--- START ---
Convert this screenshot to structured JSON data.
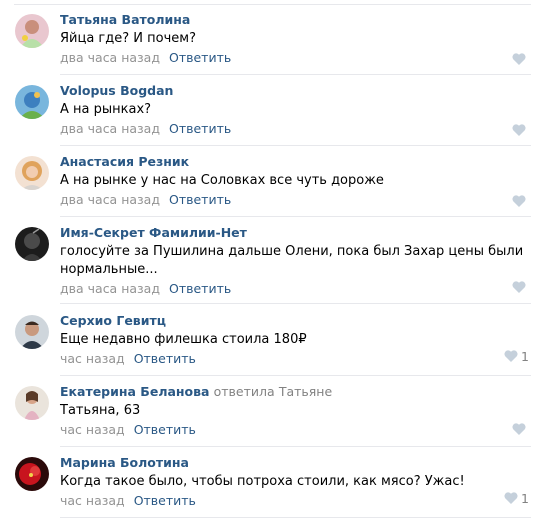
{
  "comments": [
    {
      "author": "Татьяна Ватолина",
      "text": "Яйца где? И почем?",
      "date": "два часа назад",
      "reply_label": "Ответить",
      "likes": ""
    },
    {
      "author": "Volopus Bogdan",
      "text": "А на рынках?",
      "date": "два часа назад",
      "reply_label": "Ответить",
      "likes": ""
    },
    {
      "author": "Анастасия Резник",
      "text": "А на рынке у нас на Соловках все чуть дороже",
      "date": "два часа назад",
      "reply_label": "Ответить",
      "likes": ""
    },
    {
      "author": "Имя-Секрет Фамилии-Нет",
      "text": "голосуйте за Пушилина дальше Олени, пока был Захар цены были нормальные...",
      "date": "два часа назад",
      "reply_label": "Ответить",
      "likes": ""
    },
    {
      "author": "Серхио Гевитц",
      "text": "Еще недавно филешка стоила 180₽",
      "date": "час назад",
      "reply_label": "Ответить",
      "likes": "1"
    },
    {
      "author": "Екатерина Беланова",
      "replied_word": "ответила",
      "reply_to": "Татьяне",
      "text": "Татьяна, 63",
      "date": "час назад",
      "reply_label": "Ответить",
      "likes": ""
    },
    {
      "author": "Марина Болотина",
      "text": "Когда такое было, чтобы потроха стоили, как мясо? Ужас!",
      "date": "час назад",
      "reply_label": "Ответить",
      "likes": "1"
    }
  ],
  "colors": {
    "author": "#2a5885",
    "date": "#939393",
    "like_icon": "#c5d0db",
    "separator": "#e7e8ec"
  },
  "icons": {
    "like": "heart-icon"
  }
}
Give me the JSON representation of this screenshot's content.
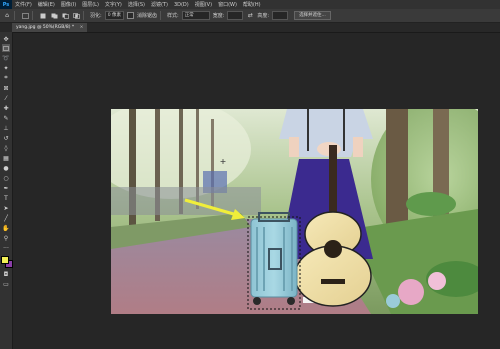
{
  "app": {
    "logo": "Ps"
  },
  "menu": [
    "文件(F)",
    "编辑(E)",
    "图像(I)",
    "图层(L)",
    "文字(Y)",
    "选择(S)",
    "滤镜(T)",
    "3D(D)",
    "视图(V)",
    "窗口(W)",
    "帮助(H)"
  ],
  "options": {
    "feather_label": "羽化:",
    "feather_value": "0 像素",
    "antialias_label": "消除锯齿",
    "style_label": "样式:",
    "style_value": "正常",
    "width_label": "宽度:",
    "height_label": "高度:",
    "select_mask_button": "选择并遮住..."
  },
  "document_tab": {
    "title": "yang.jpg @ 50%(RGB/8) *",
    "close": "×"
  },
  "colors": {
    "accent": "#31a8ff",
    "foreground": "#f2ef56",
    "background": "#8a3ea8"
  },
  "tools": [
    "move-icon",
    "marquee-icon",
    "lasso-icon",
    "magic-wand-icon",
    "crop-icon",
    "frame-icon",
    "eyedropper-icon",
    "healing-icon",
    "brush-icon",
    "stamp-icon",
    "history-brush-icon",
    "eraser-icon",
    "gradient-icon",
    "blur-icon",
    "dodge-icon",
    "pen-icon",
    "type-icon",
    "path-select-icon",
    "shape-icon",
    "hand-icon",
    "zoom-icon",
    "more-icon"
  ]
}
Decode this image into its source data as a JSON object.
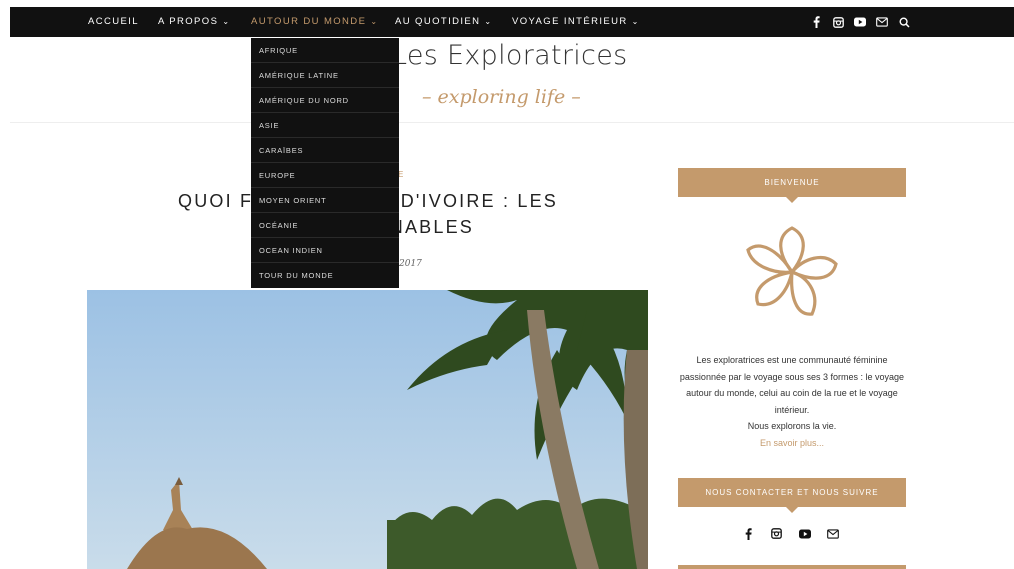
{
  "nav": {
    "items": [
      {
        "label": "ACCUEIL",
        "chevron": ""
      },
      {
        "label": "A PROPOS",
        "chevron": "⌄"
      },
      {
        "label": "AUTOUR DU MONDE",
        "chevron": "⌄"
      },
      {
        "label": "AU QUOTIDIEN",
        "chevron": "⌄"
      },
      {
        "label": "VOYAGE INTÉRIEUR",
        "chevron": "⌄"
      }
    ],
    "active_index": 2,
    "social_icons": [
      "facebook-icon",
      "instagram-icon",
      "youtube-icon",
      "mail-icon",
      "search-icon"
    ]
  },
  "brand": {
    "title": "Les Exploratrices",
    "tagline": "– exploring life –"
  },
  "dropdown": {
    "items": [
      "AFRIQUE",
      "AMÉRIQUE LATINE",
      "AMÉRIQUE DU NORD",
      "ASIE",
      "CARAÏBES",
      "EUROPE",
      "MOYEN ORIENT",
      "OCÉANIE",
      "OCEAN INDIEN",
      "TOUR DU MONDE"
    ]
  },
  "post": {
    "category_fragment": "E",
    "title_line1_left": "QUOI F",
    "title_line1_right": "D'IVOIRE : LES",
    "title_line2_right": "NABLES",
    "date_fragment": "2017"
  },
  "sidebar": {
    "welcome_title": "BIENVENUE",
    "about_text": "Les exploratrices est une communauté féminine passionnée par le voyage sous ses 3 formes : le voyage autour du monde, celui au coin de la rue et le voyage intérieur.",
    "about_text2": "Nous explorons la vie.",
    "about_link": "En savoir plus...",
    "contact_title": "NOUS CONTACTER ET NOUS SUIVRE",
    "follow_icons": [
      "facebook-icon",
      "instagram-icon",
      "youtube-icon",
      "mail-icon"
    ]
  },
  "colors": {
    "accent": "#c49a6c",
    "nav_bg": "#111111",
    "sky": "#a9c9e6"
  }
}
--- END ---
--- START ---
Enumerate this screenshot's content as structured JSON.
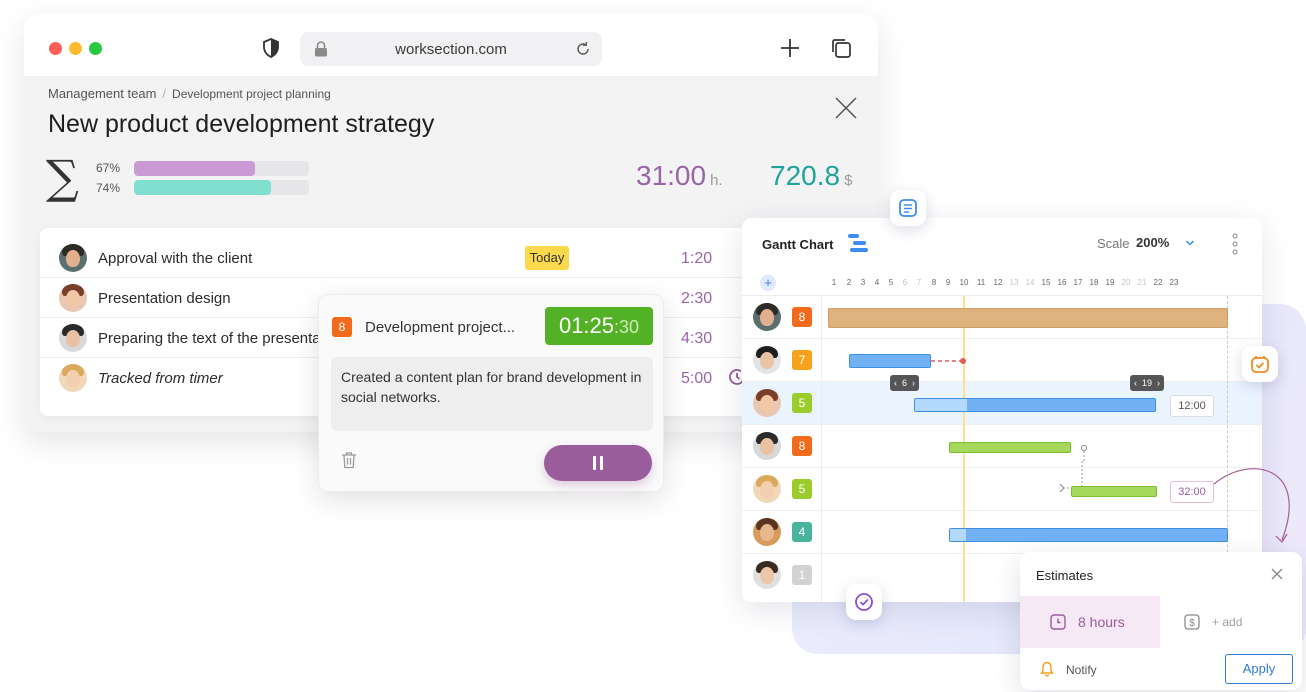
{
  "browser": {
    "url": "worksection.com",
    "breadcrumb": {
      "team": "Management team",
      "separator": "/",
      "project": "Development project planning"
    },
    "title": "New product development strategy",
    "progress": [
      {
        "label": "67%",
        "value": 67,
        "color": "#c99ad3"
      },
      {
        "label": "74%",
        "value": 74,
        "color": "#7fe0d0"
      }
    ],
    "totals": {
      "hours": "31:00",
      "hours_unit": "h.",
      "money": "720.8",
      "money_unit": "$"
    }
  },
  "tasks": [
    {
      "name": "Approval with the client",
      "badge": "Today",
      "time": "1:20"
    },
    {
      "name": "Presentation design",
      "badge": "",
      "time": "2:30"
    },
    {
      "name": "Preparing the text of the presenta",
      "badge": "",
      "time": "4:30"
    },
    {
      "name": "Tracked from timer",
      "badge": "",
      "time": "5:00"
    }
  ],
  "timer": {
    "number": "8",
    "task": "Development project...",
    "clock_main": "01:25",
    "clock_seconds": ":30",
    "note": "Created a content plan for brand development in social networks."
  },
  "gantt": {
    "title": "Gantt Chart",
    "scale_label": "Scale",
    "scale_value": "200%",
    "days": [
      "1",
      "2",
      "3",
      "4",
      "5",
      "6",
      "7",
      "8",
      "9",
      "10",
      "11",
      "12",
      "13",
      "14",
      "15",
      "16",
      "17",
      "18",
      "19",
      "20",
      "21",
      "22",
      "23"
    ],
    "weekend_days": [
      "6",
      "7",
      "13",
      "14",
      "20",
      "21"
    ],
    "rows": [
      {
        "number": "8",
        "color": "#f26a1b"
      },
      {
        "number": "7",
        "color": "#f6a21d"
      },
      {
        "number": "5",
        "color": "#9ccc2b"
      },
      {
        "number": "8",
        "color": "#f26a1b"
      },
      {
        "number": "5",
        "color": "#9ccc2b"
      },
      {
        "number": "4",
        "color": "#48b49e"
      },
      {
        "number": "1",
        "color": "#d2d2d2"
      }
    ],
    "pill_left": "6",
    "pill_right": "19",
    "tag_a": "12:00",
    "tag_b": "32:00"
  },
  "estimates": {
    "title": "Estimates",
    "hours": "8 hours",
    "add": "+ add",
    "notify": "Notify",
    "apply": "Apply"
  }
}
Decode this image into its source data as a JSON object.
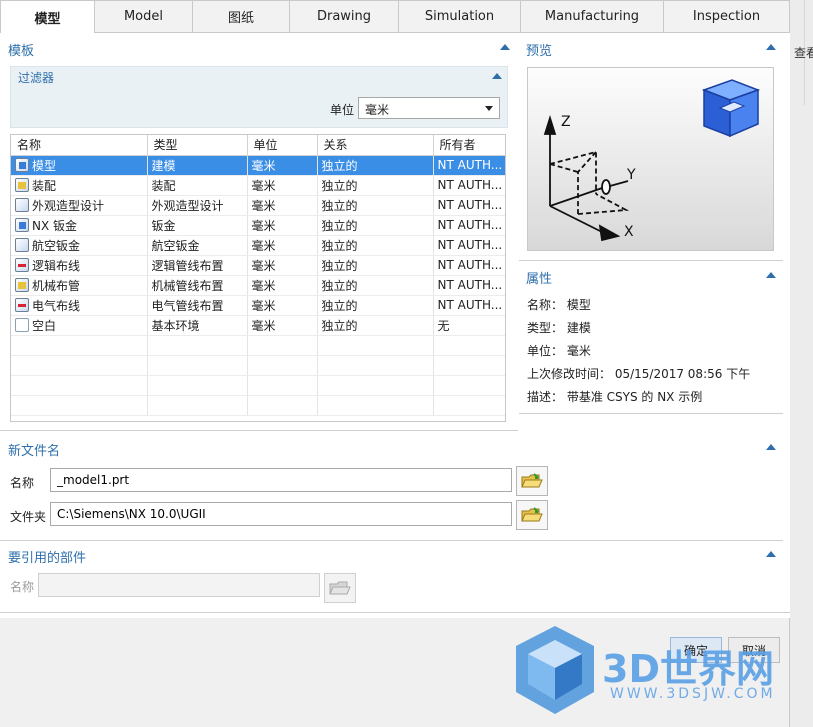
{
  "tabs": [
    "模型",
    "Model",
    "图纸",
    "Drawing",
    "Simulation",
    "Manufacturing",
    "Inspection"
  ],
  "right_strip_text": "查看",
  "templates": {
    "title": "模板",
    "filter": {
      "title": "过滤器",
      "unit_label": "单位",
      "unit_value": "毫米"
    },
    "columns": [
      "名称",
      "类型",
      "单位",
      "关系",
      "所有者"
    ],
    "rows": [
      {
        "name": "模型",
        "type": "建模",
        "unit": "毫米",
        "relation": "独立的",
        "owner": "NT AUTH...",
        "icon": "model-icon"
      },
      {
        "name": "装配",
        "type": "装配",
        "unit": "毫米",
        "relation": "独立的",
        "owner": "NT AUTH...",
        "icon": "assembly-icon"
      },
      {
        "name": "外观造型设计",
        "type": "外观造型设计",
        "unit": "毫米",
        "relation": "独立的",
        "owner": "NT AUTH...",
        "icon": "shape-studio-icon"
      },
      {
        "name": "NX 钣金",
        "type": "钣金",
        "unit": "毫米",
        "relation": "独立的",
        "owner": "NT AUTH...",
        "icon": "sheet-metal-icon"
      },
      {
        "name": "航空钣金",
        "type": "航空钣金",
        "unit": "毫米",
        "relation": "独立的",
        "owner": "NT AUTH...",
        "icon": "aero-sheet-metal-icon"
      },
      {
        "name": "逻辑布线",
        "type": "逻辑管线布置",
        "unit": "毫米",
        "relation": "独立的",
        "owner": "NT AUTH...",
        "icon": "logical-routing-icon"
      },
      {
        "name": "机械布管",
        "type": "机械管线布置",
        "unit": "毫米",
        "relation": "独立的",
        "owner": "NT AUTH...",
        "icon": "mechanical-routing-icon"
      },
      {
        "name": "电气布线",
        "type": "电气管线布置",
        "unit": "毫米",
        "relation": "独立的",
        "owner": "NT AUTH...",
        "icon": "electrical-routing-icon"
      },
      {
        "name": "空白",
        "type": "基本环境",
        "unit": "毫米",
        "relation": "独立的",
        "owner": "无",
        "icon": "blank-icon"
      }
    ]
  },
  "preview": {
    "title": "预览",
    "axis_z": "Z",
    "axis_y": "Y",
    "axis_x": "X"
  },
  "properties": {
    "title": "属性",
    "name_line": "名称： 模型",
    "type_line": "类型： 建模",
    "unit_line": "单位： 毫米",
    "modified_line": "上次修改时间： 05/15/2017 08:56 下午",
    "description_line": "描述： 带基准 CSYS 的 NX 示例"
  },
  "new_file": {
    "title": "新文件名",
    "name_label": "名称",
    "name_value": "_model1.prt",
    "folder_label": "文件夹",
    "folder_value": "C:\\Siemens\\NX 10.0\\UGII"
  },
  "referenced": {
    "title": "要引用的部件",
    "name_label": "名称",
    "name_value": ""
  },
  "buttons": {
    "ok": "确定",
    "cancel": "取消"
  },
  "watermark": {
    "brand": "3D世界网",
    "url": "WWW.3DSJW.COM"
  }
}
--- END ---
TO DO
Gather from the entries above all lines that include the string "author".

RESPONSE TO THE EXERCISE
      "author": "Татьяна Ватолина",
      "author": "Volopus Bogdan",
      "author": "Анастасия Резник",
      "author": "Имя-Секрет Фамилии-Нет",
      "author": "Серхио Гевитц",
      "author": "Екатерина Беланова",
      "author": "Марина Болотина",
    "author": "#2a5885",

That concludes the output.